But I wasn’t so sure. One evening at one of my neighborhood bars, I thought I heard two guys making fun of me. I walked past to hear what they were saying. One of them was singing a made-up jingle. “I used to be bald, but now I have hair.” And they both broke into a fit of giggling. I’m just being paranoid, I thought. I’m hearing things. But my confidence was shaken.

The breaking point came the night I had a date with Blake. He was a waiter but I knew him from a performance he gave at the Gay Community Center. He played acoustic guitar and sang his own original songs. I’m not usually a fan of folk music, but his voice was so clear and compelling and he sang about struggling to establish a masculine identity in a gay world. I was in love.

When he responded to my personal ad a few months later, I’m sure he didn’t remember me from all the adoring fans in the audience that night. I made a special appointment with my stylist. I told him I had to look better than ever. He worked on me and my Asian hair for an hour. His magic worked. I looked great.

When Blake arrived, we had cocktails and chatted, sitting close together on the sofa. He kept looking at me strangely. Oh my god, I thought in panic, he can tell.

“I remember you from the Community Center,” he told me. “I’ll never forget the nice words you said to me after the performance.”

I relaxed. He wasn’t staring at my fake hair. He remembered me. All would be well.

“But I don’t remember you having all this hair. I thought you were balding on top.”

Panic returned.

“No offense, but are you wearing a hair piece?”


“I mean, it’s just that I have a thing for balding men. I know it’s weird but it turns me on.”

It took a moment for his words to take any meaning. I asked him if he was serious. Did he really like balding men. He assured me he did.
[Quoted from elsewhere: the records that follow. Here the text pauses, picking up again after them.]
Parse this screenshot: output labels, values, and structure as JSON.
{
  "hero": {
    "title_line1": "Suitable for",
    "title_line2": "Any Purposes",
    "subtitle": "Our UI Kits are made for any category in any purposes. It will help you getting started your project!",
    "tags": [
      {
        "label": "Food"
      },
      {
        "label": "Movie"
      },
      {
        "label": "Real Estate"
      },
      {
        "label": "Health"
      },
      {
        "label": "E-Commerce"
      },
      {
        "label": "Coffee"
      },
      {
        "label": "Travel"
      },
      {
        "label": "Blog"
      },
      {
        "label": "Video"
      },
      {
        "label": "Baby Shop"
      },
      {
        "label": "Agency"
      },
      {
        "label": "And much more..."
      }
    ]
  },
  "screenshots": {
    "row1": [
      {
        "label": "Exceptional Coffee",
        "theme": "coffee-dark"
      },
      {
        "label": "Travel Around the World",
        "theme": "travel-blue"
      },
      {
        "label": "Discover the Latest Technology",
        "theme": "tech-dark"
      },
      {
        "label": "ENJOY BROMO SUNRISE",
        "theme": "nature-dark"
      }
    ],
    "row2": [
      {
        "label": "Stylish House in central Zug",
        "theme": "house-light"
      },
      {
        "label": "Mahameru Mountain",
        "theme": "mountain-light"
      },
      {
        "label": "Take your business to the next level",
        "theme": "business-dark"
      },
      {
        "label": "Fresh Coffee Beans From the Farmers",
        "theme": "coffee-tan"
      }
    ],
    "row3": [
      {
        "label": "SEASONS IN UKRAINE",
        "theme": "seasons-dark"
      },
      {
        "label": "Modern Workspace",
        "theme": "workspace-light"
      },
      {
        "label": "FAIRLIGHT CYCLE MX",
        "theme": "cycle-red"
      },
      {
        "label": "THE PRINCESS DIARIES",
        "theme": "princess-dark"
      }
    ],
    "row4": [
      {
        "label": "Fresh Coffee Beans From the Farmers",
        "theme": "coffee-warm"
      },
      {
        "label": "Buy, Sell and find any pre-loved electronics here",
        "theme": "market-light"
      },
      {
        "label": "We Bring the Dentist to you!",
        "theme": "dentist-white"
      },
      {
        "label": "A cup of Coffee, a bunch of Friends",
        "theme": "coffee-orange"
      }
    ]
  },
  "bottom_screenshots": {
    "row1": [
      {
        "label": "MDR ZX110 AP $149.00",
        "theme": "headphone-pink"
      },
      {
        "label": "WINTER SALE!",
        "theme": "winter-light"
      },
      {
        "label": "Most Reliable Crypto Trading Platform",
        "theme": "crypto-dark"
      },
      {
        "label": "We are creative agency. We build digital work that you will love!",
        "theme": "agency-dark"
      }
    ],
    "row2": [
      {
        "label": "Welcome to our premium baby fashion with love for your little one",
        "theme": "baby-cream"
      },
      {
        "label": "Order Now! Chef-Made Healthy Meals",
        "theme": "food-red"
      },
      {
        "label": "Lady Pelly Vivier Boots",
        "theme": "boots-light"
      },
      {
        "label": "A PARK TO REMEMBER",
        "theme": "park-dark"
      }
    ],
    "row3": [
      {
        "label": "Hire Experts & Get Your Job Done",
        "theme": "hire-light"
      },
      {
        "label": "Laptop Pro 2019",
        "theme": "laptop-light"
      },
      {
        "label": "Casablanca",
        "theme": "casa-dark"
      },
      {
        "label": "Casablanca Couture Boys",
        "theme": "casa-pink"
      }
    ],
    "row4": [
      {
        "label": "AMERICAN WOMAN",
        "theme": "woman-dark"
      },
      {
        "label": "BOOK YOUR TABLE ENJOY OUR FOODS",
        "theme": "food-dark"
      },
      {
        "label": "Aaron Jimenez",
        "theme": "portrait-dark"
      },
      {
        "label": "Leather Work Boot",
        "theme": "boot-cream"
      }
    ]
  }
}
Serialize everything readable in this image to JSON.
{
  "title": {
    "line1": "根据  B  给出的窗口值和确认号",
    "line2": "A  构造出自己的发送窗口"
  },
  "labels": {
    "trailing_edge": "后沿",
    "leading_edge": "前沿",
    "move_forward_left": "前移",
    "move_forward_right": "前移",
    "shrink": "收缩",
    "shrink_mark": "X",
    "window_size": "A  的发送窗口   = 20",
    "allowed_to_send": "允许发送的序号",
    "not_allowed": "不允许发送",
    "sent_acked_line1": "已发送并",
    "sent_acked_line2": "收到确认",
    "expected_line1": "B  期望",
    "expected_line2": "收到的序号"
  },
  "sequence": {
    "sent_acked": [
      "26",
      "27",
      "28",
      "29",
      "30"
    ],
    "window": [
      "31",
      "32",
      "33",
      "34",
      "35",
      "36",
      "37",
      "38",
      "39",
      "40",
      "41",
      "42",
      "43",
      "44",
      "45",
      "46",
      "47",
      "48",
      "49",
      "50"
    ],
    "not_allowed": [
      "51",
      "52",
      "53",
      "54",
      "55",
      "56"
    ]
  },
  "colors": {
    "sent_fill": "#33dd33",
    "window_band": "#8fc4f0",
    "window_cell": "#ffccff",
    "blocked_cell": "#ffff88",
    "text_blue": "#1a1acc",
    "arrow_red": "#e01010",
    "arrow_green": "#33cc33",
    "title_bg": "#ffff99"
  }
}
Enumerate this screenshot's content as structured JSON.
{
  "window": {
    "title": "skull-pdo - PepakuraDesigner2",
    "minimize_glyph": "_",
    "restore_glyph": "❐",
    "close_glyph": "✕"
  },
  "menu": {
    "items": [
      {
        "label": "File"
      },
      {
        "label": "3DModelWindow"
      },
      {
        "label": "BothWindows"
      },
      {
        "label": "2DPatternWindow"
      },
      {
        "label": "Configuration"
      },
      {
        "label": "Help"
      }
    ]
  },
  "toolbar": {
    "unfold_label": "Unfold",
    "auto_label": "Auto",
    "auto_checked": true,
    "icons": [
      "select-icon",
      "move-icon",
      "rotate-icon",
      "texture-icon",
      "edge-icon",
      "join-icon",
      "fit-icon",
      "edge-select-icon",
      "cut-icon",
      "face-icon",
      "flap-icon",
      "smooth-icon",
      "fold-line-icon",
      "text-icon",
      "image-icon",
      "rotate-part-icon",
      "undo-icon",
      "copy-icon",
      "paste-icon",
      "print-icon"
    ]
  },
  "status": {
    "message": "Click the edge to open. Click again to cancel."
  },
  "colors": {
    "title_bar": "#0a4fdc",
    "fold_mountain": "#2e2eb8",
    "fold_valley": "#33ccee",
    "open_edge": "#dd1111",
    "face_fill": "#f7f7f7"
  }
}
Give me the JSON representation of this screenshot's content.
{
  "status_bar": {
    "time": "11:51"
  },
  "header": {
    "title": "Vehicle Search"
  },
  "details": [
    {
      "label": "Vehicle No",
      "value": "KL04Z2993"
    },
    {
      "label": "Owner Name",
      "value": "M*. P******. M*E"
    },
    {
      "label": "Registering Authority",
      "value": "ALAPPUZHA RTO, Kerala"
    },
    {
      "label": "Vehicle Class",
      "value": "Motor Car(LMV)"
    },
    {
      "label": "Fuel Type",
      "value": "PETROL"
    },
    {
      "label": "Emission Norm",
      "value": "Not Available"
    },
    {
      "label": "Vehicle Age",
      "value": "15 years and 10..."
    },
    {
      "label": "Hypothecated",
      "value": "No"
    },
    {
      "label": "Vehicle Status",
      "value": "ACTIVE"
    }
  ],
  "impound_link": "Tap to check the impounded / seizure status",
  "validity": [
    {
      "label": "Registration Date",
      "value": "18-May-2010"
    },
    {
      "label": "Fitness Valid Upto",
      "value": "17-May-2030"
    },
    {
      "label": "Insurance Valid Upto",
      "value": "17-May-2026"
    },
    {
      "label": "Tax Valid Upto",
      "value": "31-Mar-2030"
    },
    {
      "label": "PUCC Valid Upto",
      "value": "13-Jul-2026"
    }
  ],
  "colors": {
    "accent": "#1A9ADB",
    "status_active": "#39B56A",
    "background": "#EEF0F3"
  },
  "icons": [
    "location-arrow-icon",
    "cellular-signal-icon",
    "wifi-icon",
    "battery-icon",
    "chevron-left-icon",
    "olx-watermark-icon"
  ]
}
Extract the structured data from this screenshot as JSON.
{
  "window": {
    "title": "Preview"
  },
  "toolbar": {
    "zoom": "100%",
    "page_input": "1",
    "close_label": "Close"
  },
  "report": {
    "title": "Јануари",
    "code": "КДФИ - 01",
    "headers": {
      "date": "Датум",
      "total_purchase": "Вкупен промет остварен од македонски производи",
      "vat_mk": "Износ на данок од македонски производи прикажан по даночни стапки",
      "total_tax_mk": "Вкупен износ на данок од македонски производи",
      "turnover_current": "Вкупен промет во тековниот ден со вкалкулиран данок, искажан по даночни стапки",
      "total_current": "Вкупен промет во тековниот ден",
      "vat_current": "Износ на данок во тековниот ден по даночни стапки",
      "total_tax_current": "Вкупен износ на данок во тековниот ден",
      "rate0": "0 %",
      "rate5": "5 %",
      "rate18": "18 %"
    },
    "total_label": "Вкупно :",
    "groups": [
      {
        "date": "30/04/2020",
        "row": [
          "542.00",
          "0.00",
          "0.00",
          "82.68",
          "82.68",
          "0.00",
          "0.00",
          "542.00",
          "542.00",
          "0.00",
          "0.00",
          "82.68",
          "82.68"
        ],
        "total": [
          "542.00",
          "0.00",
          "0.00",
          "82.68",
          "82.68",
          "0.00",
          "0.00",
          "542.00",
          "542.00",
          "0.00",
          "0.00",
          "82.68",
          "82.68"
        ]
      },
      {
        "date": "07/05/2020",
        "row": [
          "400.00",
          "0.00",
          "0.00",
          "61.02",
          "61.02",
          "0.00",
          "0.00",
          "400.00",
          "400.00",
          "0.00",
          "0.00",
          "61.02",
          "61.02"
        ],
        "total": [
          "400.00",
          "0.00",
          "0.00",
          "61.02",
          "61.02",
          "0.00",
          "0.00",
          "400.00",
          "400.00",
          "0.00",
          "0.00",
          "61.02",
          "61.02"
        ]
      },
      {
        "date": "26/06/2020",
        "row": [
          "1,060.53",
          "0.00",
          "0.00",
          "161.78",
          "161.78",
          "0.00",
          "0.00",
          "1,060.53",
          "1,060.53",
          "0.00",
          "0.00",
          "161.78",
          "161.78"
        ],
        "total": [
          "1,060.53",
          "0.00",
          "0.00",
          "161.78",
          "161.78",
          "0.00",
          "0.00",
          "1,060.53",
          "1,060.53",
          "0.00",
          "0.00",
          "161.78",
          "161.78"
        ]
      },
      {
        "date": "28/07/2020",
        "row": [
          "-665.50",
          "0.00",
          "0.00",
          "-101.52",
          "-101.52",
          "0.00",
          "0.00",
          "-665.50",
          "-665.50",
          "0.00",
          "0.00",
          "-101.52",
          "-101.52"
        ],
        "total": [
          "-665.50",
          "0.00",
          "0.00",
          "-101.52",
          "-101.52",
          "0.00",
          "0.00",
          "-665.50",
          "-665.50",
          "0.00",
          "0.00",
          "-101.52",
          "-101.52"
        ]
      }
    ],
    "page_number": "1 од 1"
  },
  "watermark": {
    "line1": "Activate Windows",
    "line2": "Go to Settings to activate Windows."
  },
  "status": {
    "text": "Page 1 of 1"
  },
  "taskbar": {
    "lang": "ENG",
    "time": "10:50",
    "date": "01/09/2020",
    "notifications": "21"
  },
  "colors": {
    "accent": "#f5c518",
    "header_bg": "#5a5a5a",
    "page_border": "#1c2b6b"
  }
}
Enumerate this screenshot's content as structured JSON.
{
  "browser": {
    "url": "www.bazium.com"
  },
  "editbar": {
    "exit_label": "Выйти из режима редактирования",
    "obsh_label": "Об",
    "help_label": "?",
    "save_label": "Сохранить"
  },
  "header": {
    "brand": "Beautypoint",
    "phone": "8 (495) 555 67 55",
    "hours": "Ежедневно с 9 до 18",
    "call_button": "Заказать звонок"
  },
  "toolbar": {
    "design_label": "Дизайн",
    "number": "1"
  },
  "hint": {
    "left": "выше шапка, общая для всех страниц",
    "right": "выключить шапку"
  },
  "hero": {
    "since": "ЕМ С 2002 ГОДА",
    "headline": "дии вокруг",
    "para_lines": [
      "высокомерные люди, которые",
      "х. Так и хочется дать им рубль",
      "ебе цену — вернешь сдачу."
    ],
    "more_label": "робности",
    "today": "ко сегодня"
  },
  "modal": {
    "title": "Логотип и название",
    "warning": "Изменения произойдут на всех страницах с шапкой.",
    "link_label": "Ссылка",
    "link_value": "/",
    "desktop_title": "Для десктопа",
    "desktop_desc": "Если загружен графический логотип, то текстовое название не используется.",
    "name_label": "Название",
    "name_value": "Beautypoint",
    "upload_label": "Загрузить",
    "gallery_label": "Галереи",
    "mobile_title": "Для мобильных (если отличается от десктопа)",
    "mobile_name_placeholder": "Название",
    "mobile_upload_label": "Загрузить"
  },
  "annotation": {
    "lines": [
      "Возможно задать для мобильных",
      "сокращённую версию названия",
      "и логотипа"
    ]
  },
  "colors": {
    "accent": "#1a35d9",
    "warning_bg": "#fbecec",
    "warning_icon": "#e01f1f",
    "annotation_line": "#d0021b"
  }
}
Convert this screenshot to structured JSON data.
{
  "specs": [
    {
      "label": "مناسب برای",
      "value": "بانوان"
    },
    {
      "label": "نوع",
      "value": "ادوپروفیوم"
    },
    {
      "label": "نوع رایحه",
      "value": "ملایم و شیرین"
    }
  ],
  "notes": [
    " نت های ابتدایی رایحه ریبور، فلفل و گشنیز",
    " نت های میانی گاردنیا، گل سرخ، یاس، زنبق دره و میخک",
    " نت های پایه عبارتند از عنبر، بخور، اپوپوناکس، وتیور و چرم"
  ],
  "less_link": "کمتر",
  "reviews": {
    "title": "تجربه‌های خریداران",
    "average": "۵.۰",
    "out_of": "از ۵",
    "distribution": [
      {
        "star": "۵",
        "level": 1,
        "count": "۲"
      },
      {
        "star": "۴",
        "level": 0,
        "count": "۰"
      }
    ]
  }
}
“Hang on one moment.  Just stay here.” I raced into the bathroom and ripped the Asian hair from my head and tossed into the nearest place to hide it, which just happened to be the waste basket. I quickly removed the residue from the tape and flipped a comb around, took a deep breath and returned.

“Oh, much better,” Blake smiled and slipped his arm around me as I sat down next to him.

I won’t tell you about the rest of that night other than to say it went very well. I’ve never worn the hair piece since.

I thought about all this as I gazed down at the thinning spot on top of the small young man on the subway platform. I smiled. It’s nice to be older and wiser. It’s also nice to be taller. He couldn’t see the top of my head.


  1. Bill, a charming piece. A trip down memory lane. All that effort for the hair and in fact he liked you as you were. As the bard says: wanting this man's art and that man's wit, with what we have contented least. What happened to all those little people? They rather intrigued me. Were they pixies out for the night, or aliens. Lots of them around in nYC as well as the mad. Makes life interesting. Your writing drew one on to read further. Good for you. George.

  2. A great read, and an important reminder to all of us who get hung up and lose our confidence over these superficial "imperfections."

  3. I remember the Asian hair..... I too have always had a thing for balding men, particularly redheads. You'll always be hot, and you never did need extra hair to make that happen. Thanks for a lovely, thoughtful piece. Perhaps I will have kinder thoughts next time I view this aging face in the mirror.